2017 saw several positives for the sport of boxing on cable television. Its marquee boxing bout for the year featured a legendary boxer (Floyd Mayweather) versus the currently most popular UFC fighter (Conor McGregor) on Aug. 26 and generated the second largest pay-per-view boxing event of all-time in the U.S. (with 4.3 million buys).

Top Rank Boxing on ESPN registered the year’s twelve most-viewed fights on cable, headlined by the 3.925 million viewers of the WBO World Welterweight Championship: Manny Pacquiao vs. Jeff Horn in the “Battle of Brisbane” from Australia from July 1 — the highest-rated and most-watched boxing telecast on cable TV since 2006; also, the highest-rated boxing telecast on ESPN’s networks since 1995.

HBO remained the pay cable boxing leader for the year, but Showtime showed some inroads with airing three of the year’s top eight premium cable bouts. The boxing bout of Adrien Broner’s victory over Mikey Garcia in a 12-round, unanimous-decision as part of “Showtime Championship Boxing” on Saturday, July 29 averaged 881,000 viewers and peaking at 937,000 viewers, marking Showtime’s top audience for a live boxing match in nearly three years. Of course, the aforementioned Mayweather-McGregor pay-per-view fight was also produced by Showtime.

  1. Baseball May Not Be Dying After All

MLB enjoyed an October that featured high-profile teams from the four most populated U.S. cities — New York, Los Angeles, Chicago, and Houston. Prior to the World Series, the postseason across Fox, FS1, TBS and ESPN averaged 4.8 million viewers — the highest average in six years. Yankees-Astros ALCS Game 7 posted 9.9 million viewers, the most-watched telecast in FS1 history. The seven-game Astros-Dodgers World Series on Fox averaged 18.9 million viewers — second-best WS since 2009; third-best since 2004.

  1. Continued Slide of the NFL

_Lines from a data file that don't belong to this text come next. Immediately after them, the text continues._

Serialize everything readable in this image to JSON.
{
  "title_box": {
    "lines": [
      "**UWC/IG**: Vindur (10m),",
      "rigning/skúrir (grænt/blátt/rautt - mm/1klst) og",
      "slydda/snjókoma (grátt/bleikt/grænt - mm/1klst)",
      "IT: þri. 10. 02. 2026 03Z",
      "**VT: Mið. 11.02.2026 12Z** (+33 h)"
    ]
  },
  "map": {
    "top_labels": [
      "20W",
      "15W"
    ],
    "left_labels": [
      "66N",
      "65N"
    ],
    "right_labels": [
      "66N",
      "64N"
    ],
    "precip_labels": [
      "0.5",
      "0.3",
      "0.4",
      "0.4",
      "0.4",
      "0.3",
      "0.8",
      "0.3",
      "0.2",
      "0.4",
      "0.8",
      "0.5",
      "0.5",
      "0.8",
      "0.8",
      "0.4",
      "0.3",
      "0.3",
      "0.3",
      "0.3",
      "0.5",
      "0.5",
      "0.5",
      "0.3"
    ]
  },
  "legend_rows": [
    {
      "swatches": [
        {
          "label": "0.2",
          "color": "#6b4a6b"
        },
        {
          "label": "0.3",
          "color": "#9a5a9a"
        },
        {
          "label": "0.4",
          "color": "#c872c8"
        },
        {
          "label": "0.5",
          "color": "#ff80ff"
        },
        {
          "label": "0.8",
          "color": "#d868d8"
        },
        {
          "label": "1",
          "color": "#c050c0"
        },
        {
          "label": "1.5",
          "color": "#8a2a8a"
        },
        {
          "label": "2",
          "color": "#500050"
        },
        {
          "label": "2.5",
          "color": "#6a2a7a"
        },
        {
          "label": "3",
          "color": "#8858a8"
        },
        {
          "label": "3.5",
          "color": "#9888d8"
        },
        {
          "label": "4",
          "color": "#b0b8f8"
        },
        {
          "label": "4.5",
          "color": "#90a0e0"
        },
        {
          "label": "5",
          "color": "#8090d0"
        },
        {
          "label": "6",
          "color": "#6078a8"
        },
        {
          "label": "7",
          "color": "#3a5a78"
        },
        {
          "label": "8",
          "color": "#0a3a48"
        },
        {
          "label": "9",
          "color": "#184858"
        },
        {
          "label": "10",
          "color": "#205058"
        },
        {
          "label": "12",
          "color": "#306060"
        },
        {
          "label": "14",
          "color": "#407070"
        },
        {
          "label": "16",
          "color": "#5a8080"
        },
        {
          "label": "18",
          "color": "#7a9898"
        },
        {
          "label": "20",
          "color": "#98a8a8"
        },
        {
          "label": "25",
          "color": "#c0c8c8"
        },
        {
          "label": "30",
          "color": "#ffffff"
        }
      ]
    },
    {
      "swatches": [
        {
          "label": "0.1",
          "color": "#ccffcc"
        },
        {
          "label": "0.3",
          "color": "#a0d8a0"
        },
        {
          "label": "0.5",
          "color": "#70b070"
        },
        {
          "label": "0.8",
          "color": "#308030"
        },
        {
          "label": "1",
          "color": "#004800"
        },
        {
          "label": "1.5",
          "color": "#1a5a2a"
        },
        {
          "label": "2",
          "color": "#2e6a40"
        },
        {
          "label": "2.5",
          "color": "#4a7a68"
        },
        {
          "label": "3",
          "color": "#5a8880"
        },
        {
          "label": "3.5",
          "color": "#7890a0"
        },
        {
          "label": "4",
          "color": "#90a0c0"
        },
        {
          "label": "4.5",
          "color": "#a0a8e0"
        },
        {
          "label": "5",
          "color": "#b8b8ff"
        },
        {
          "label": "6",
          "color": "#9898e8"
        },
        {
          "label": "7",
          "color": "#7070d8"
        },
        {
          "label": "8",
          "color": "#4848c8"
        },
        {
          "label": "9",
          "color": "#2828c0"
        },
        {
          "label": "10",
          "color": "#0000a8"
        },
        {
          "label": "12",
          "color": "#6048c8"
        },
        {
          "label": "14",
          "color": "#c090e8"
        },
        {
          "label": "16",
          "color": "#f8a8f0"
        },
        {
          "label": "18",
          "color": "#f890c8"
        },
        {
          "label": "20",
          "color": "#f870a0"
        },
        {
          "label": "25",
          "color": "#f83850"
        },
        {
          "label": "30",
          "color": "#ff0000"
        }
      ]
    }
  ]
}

No doubt, the NFL is still the top dog in the TV ratings. 37 of the year’s top 50 telecasts (thru Dec. 22) were NFL games.  But despite several years at the start of the decade bucking the trend of vast erosion of overall TV viewership, the sport has suffered declines in consecutive years. Thru Week 15, the NFL is down 9 percent in total viewers (15 million vs. 16.4 million) and even steeper drops among younger demos. With many reasons that factors in to its recent declines, the topic continues to be ripe for discussion.

  1. Resurgence of the NBA

2017 was a banner year for the NBA. The third consecutive meeting of the Golden State Warriors and the Cleveland Cavaliers in the NBA Finals only lasted for five games in June yet averaged the most viewers since 1998. The solid ratings continued into July as the Summer League crossed the 1-million viewer threshold for the very first time, thanks to Lakers rookie Lonzo Ball. And the flurry of offseason activity that saw the league’s stars land in several new spots — Boston, Houston and Oklahoma City — combined with decent starts for teams like the rising 76ers and Knicks have resulted in significant gains for its NBA television partners at the start of the 2017-18 regular season, as of Dec. 21: TNT up 25 percent (2.1 million viewers from 16 telecasts), ESPN up 18 percent (1.8 million viewers from 30 telecasts) and NBA TV up 25 percent (365,000 viewers from 41 telecasts).

About Douglas Pucci

Douglas Pucci is a contributor to Programming Insider and blogger at Son of the Bronx.